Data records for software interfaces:
--------------------

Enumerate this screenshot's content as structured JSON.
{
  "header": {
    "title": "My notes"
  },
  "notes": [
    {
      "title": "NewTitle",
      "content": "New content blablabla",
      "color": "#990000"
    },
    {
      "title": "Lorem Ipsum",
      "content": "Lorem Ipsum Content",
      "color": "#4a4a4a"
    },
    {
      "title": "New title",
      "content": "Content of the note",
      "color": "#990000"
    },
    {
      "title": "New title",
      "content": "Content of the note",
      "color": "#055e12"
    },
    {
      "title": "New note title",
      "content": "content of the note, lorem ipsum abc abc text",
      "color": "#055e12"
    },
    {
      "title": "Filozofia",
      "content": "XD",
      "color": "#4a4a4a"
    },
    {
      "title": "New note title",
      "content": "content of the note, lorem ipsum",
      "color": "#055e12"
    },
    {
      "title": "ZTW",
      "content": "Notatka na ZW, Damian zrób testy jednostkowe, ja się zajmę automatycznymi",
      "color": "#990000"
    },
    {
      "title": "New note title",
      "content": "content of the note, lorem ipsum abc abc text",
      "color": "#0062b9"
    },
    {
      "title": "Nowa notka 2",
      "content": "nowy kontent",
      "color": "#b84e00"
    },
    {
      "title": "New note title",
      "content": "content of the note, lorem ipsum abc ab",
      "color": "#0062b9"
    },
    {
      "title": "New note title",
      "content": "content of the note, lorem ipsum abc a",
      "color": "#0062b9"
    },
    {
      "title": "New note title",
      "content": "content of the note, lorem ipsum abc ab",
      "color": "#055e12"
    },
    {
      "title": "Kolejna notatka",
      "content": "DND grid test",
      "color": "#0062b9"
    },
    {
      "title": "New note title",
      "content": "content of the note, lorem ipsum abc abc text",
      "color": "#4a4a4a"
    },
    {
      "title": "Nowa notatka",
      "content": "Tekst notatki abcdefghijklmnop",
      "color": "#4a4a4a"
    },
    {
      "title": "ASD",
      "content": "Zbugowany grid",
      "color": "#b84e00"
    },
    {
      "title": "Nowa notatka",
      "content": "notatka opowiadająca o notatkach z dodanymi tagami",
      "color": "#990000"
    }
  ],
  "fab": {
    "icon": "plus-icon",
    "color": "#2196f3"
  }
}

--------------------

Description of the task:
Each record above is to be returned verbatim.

Exercise output:
Enumerate this screenshot's content as structured JSON.
{
  "header": {
    "title": "My notes"
  },
  "notes": [
    {
      "title": "NewTitle",
      "content": "New content blablabla",
      "color": "#990000"
    },
    {
      "title": "Lorem Ipsum",
      "content": "Lorem Ipsum Content",
      "color": "#4a4a4a"
    },
    {
      "title": "New title",
      "content": "Content of the note",
      "color": "#990000"
    },
    {
      "title": "New title",
      "content": "Content of the note",
      "color": "#055e12"
    },
    {
      "title": "New note title",
      "content": "content of the note, lorem ipsum abc abc text",
      "color": "#055e12"
    },
    {
      "title": "Filozofia",
      "content": "XD",
      "color": "#4a4a4a"
    },
    {
      "title": "New note title",
      "content": "content of the note, lorem ipsum",
      "color": "#055e12"
    },
    {
      "title": "ZTW",
      "content": "Notatka na ZW, Damian zrób testy jednostkowe, ja się zajmę automatycznymi",
      "color": "#990000"
    },
    {
      "title": "New note title",
      "content": "content of the note, lorem ipsum abc abc text",
      "color": "#0062b9"
    },
    {
      "title": "Nowa notka 2",
      "content": "nowy kontent",
      "color": "#b84e00"
    },
    {
      "title": "New note title",
      "content": "content of the note, lorem ipsum abc ab",
      "color": "#0062b9"
    },
    {
      "title": "New note title",
      "content": "content of the note, lorem ipsum abc a",
      "color": "#0062b9"
    },
    {
      "title": "New note title",
      "content": "content of the note, lorem ipsum abc ab",
      "color": "#055e12"
    },
    {
      "title": "Kolejna notatka",
      "content": "DND grid test",
      "color": "#0062b9"
    },
    {
      "title": "New note title",
      "content": "content of the note, lorem ipsum abc abc text",
      "color": "#4a4a4a"
    },
    {
      "title": "Nowa notatka",
      "content": "Tekst notatki abcdefghijklmnop",
      "color": "#4a4a4a"
    },
    {
      "title": "ASD",
      "content": "Zbugowany grid",
      "color": "#b84e00"
    },
    {
      "title": "Nowa notatka",
      "content": "notatka opowiadająca o notatkach z dodanymi tagami",
      "color": "#990000"
    }
  ],
  "fab": {
    "icon": "plus-icon",
    "color": "#2196f3"
  }
}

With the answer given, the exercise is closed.